Given data:
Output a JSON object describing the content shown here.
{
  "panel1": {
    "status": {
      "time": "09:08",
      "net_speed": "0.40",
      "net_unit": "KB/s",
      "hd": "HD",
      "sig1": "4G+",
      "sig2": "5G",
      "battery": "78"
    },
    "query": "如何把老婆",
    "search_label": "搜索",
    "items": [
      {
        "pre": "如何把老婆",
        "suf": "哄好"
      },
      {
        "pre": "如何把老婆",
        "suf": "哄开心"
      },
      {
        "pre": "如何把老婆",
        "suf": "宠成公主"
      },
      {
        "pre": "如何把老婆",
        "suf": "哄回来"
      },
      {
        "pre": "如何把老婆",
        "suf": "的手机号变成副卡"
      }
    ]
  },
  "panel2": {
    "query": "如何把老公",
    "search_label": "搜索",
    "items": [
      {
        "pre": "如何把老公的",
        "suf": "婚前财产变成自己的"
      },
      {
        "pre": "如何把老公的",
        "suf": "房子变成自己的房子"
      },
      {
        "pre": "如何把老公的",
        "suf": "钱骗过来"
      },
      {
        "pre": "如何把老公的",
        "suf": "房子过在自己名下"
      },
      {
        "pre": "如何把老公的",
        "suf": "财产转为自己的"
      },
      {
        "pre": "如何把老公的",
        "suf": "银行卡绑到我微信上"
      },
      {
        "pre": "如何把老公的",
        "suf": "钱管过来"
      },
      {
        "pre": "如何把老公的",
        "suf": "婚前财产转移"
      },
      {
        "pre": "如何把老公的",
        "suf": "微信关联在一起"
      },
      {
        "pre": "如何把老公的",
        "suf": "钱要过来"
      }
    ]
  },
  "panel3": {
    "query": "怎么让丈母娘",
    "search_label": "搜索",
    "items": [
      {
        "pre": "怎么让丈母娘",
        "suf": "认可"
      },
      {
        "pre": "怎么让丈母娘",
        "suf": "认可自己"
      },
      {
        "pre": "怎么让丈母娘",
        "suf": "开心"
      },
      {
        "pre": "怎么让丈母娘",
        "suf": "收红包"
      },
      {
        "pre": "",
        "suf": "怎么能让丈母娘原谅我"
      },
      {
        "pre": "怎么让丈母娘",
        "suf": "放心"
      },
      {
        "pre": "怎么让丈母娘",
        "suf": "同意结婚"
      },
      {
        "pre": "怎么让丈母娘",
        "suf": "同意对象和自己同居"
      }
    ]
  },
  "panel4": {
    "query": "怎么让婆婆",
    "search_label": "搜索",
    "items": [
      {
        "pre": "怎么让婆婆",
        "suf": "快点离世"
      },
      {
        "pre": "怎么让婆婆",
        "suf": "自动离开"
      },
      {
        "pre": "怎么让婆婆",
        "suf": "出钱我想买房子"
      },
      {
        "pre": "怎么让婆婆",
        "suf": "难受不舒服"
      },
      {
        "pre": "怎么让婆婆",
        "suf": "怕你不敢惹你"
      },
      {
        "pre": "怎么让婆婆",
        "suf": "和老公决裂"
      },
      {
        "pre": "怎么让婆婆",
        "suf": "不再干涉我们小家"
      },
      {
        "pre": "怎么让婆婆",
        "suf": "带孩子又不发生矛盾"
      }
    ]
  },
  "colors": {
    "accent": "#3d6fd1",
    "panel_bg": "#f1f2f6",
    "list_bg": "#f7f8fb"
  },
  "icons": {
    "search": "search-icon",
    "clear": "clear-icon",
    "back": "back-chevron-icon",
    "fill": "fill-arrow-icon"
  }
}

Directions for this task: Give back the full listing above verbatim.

Your response:
Output a JSON object describing the content shown here.
{
  "panel1": {
    "status": {
      "time": "09:08",
      "net_speed": "0.40",
      "net_unit": "KB/s",
      "hd": "HD",
      "sig1": "4G+",
      "sig2": "5G",
      "battery": "78"
    },
    "query": "如何把老婆",
    "search_label": "搜索",
    "items": [
      {
        "pre": "如何把老婆",
        "suf": "哄好"
      },
      {
        "pre": "如何把老婆",
        "suf": "哄开心"
      },
      {
        "pre": "如何把老婆",
        "suf": "宠成公主"
      },
      {
        "pre": "如何把老婆",
        "suf": "哄回来"
      },
      {
        "pre": "如何把老婆",
        "suf": "的手机号变成副卡"
      }
    ]
  },
  "panel2": {
    "query": "如何把老公",
    "search_label": "搜索",
    "items": [
      {
        "pre": "如何把老公的",
        "suf": "婚前财产变成自己的"
      },
      {
        "pre": "如何把老公的",
        "suf": "房子变成自己的房子"
      },
      {
        "pre": "如何把老公的",
        "suf": "钱骗过来"
      },
      {
        "pre": "如何把老公的",
        "suf": "房子过在自己名下"
      },
      {
        "pre": "如何把老公的",
        "suf": "财产转为自己的"
      },
      {
        "pre": "如何把老公的",
        "suf": "银行卡绑到我微信上"
      },
      {
        "pre": "如何把老公的",
        "suf": "钱管过来"
      },
      {
        "pre": "如何把老公的",
        "suf": "婚前财产转移"
      },
      {
        "pre": "如何把老公的",
        "suf": "微信关联在一起"
      },
      {
        "pre": "如何把老公的",
        "suf": "钱要过来"
      }
    ]
  },
  "panel3": {
    "query": "怎么让丈母娘",
    "search_label": "搜索",
    "items": [
      {
        "pre": "怎么让丈母娘",
        "suf": "认可"
      },
      {
        "pre": "怎么让丈母娘",
        "suf": "认可自己"
      },
      {
        "pre": "怎么让丈母娘",
        "suf": "开心"
      },
      {
        "pre": "怎么让丈母娘",
        "suf": "收红包"
      },
      {
        "pre": "",
        "suf": "怎么能让丈母娘原谅我"
      },
      {
        "pre": "怎么让丈母娘",
        "suf": "放心"
      },
      {
        "pre": "怎么让丈母娘",
        "suf": "同意结婚"
      },
      {
        "pre": "怎么让丈母娘",
        "suf": "同意对象和自己同居"
      }
    ]
  },
  "panel4": {
    "query": "怎么让婆婆",
    "search_label": "搜索",
    "items": [
      {
        "pre": "怎么让婆婆",
        "suf": "快点离世"
      },
      {
        "pre": "怎么让婆婆",
        "suf": "自动离开"
      },
      {
        "pre": "怎么让婆婆",
        "suf": "出钱我想买房子"
      },
      {
        "pre": "怎么让婆婆",
        "suf": "难受不舒服"
      },
      {
        "pre": "怎么让婆婆",
        "suf": "怕你不敢惹你"
      },
      {
        "pre": "怎么让婆婆",
        "suf": "和老公决裂"
      },
      {
        "pre": "怎么让婆婆",
        "suf": "不再干涉我们小家"
      },
      {
        "pre": "怎么让婆婆",
        "suf": "带孩子又不发生矛盾"
      }
    ]
  },
  "colors": {
    "accent": "#3d6fd1",
    "panel_bg": "#f1f2f6",
    "list_bg": "#f7f8fb"
  },
  "icons": {
    "search": "search-icon",
    "clear": "clear-icon",
    "back": "back-chevron-icon",
    "fill": "fill-arrow-icon"
  }
}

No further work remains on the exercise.